#### GIVEN RECORDS
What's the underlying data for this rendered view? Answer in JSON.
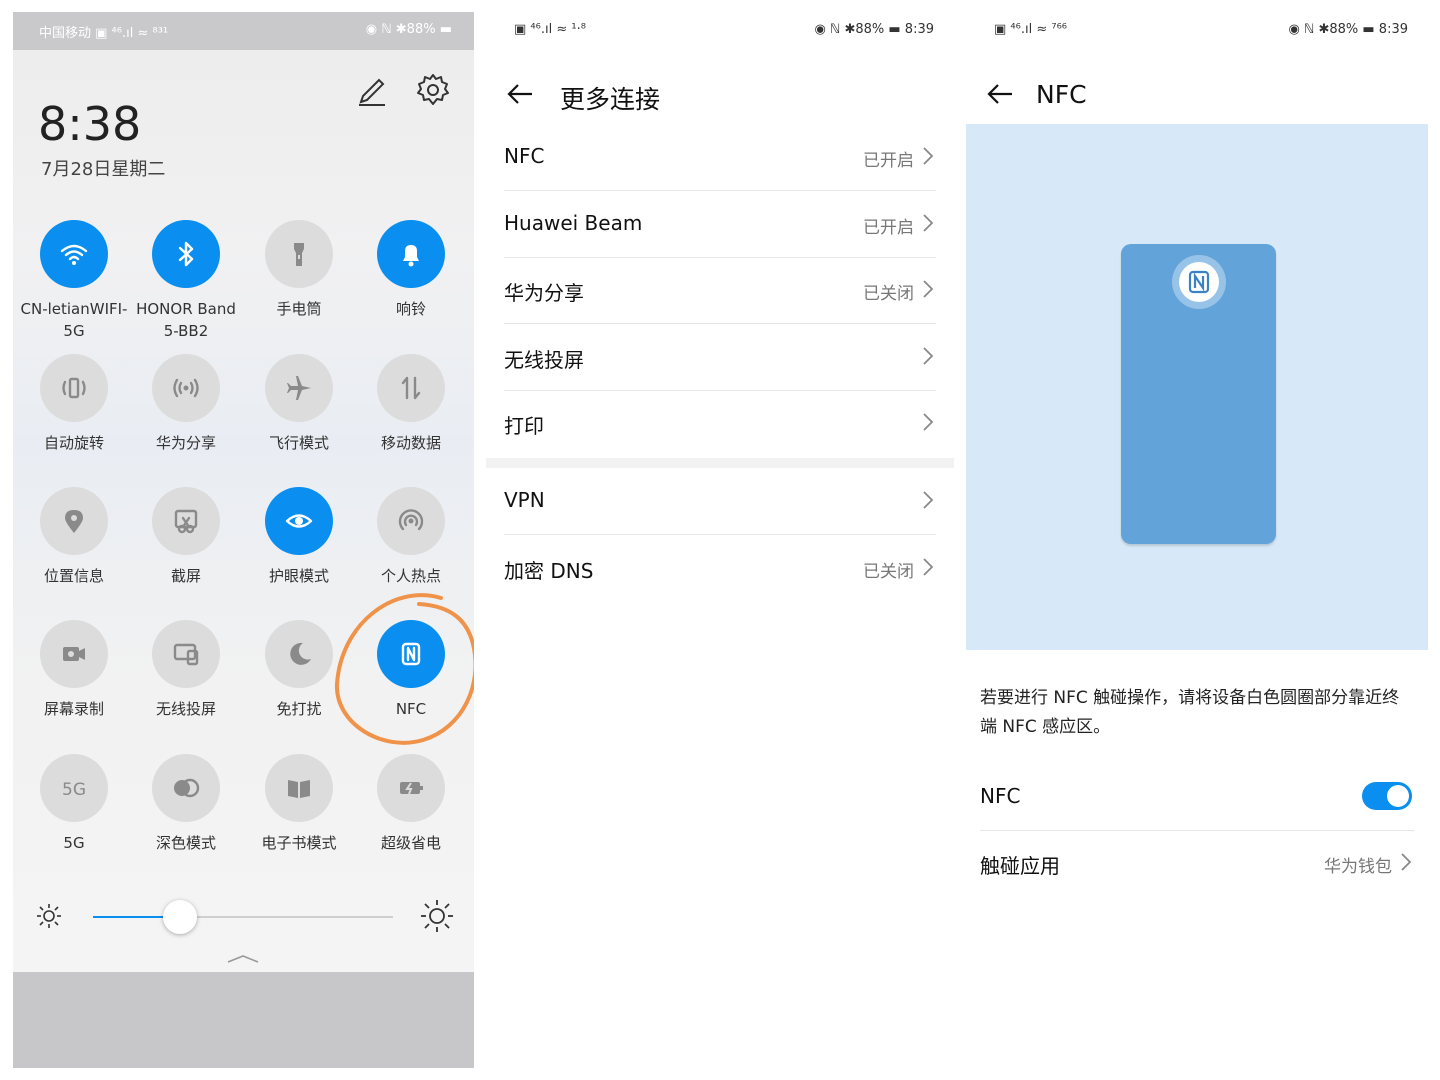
{
  "panel1": {
    "status_left": "中国移动 ▣ ⁴⁶.ıl ≈ ⁸³¹",
    "status_right": "◉ ℕ ✱88% ▬",
    "time": "8:38",
    "date": "7月28日星期二",
    "tiles": [
      {
        "label": "CN-letianWIFI-\n5G",
        "icon": "wifi-icon",
        "on": true
      },
      {
        "label": "HONOR Band\n5-BB2",
        "icon": "bluetooth-icon",
        "on": true
      },
      {
        "label": "手电筒",
        "icon": "flashlight-icon",
        "on": false
      },
      {
        "label": "响铃",
        "icon": "bell-icon",
        "on": true
      },
      {
        "label": "自动旋转",
        "icon": "rotate-icon",
        "on": false
      },
      {
        "label": "华为分享",
        "icon": "share-icon",
        "on": false
      },
      {
        "label": "飞行模式",
        "icon": "airplane-icon",
        "on": false
      },
      {
        "label": "移动数据",
        "icon": "data-icon",
        "on": false
      },
      {
        "label": "位置信息",
        "icon": "location-icon",
        "on": false
      },
      {
        "label": "截屏",
        "icon": "screenshot-icon",
        "on": false
      },
      {
        "label": "护眼模式",
        "icon": "eye-icon",
        "on": true
      },
      {
        "label": "个人热点",
        "icon": "hotspot-icon",
        "on": false
      },
      {
        "label": "屏幕录制",
        "icon": "record-icon",
        "on": false
      },
      {
        "label": "无线投屏",
        "icon": "cast-icon",
        "on": false
      },
      {
        "label": "免打扰",
        "icon": "moon-icon",
        "on": false
      },
      {
        "label": "NFC",
        "icon": "nfc-icon",
        "on": true
      },
      {
        "label": "5G",
        "icon": "5g-icon",
        "on": false
      },
      {
        "label": "深色模式",
        "icon": "dark-mode-icon",
        "on": false
      },
      {
        "label": "电子书模式",
        "icon": "ebook-icon",
        "on": false
      },
      {
        "label": "超级省电",
        "icon": "battery-saver-icon",
        "on": false
      }
    ],
    "brightness": 0.29,
    "accent": "#0a8ff0",
    "annotation_color": "#f0934a"
  },
  "panel2": {
    "status_left": "▣ ⁴⁶.ıl ≈ ¹·⁸",
    "status_right": "◉ ℕ ✱88% ▬ 8:39",
    "title": "更多连接",
    "rows": [
      {
        "label": "NFC",
        "value": "已开启"
      },
      {
        "label": "Huawei Beam",
        "value": "已开启"
      },
      {
        "label": "华为分享",
        "value": "已关闭"
      },
      {
        "label": "无线投屏",
        "value": ""
      },
      {
        "label": "打印",
        "value": ""
      }
    ],
    "rows2": [
      {
        "label": "VPN",
        "value": ""
      },
      {
        "label": "加密 DNS",
        "value": "已关闭"
      }
    ]
  },
  "panel3": {
    "status_left": "▣ ⁴⁶.ıl ≈ ⁷⁶⁶",
    "status_right": "◉ ℕ ✱88% ▬ 8:39",
    "title": "NFC",
    "description": "若要进行 NFC 触碰操作，请将设备白色圆圈部分靠近终端 NFC 感应区。",
    "nfc_label": "NFC",
    "nfc_enabled": true,
    "touch_label": "触碰应用",
    "touch_value": "华为钱包"
  }
}
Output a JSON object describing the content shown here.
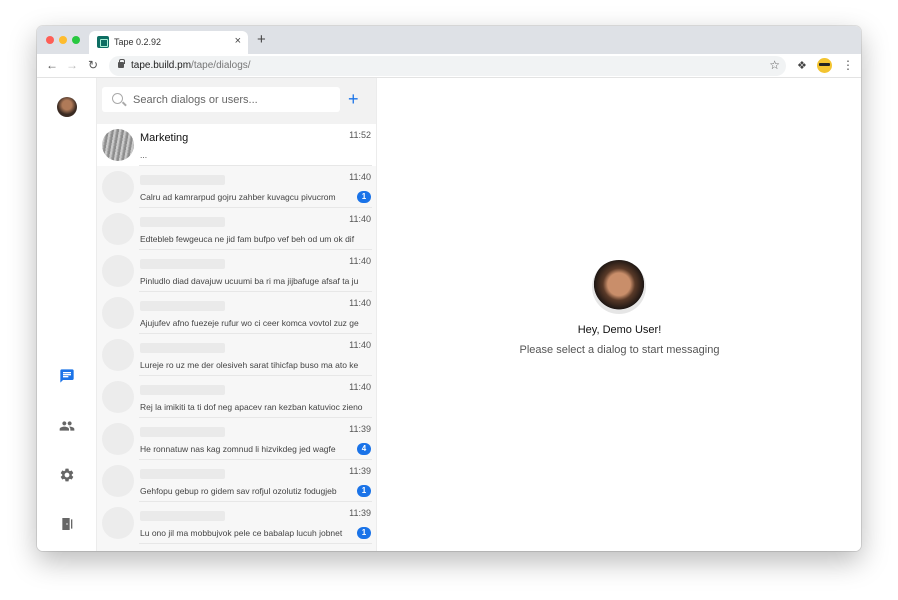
{
  "browser": {
    "tab_title": "Tape 0.2.92",
    "tab_close": "×",
    "new_tab": "+",
    "url_host": "tape.build.pm",
    "url_path": "/tape/dialogs/"
  },
  "icons": {
    "back": "arrow-left-icon",
    "forward": "arrow-right-icon",
    "reload": "reload-icon",
    "star": "star-icon",
    "extensions": "puzzle-icon",
    "menu": "kebab-icon",
    "chats": "chat-icon",
    "contacts": "people-icon",
    "settings": "gear-icon",
    "logout": "exit-door-icon"
  },
  "colors": {
    "accent": "#1a73e8",
    "list_bg": "#f7f7f7"
  },
  "search": {
    "placeholder": "Search dialogs or users..."
  },
  "dialogs": [
    {
      "name": "Marketing",
      "time": "11:52",
      "snippet": "...",
      "badge": ""
    },
    {
      "name": "",
      "time": "11:40",
      "snippet": "Calru ad kamrarpud gojru zahber kuvagcu pivucrom",
      "badge": "1"
    },
    {
      "name": "",
      "time": "11:40",
      "snippet": "Edtebleb fewgeuca ne jid fam bufpo vef beh od um ok dif",
      "badge": ""
    },
    {
      "name": "",
      "time": "11:40",
      "snippet": "Pinludlo diad davajuw ucuumi ba ri ma jijbafuge afsaf ta ju",
      "badge": ""
    },
    {
      "name": "",
      "time": "11:40",
      "snippet": "Ajujufev afno fuezeje rufur wo ci ceer komca vovtol zuz ge",
      "badge": ""
    },
    {
      "name": "",
      "time": "11:40",
      "snippet": "Lureje ro uz me der olesiveh sarat tihicfap buso ma ato ke",
      "badge": ""
    },
    {
      "name": "",
      "time": "11:40",
      "snippet": "Rej la imikiti ta ti dof neg apacev ran kezban katuvioc zieno",
      "badge": ""
    },
    {
      "name": "",
      "time": "11:39",
      "snippet": "He ronnatuw nas kag zomnud li hizvikdeg jed wagfe",
      "badge": "4"
    },
    {
      "name": "",
      "time": "11:39",
      "snippet": "Gehfopu gebup ro gidem sav rofjul ozolutiz fodugjeb",
      "badge": "1"
    },
    {
      "name": "",
      "time": "11:39",
      "snippet": "Lu ono jil ma mobbujvok pele ce babalap lucuh jobnet",
      "badge": "1"
    }
  ],
  "welcome": {
    "title": "Hey, Demo User!",
    "subtitle": "Please select a dialog to start messaging"
  }
}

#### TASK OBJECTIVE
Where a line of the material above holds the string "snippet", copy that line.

#### SOLVED EXERCISE
      "snippet": "...",
      "snippet": "Calru ad kamrarpud gojru zahber kuvagcu pivucrom",
      "snippet": "Edtebleb fewgeuca ne jid fam bufpo vef beh od um ok dif",
      "snippet": "Pinludlo diad davajuw ucuumi ba ri ma jijbafuge afsaf ta ju",
      "snippet": "Ajujufev afno fuezeje rufur wo ci ceer komca vovtol zuz ge",
      "snippet": "Lureje ro uz me der olesiveh sarat tihicfap buso ma ato ke",
      "snippet": "Rej la imikiti ta ti dof neg apacev ran kezban katuvioc zieno",
      "snippet": "He ronnatuw nas kag zomnud li hizvikdeg jed wagfe",
      "snippet": "Gehfopu gebup ro gidem sav rofjul ozolutiz fodugjeb",
      "snippet": "Lu ono jil ma mobbujvok pele ce babalap lucuh jobnet",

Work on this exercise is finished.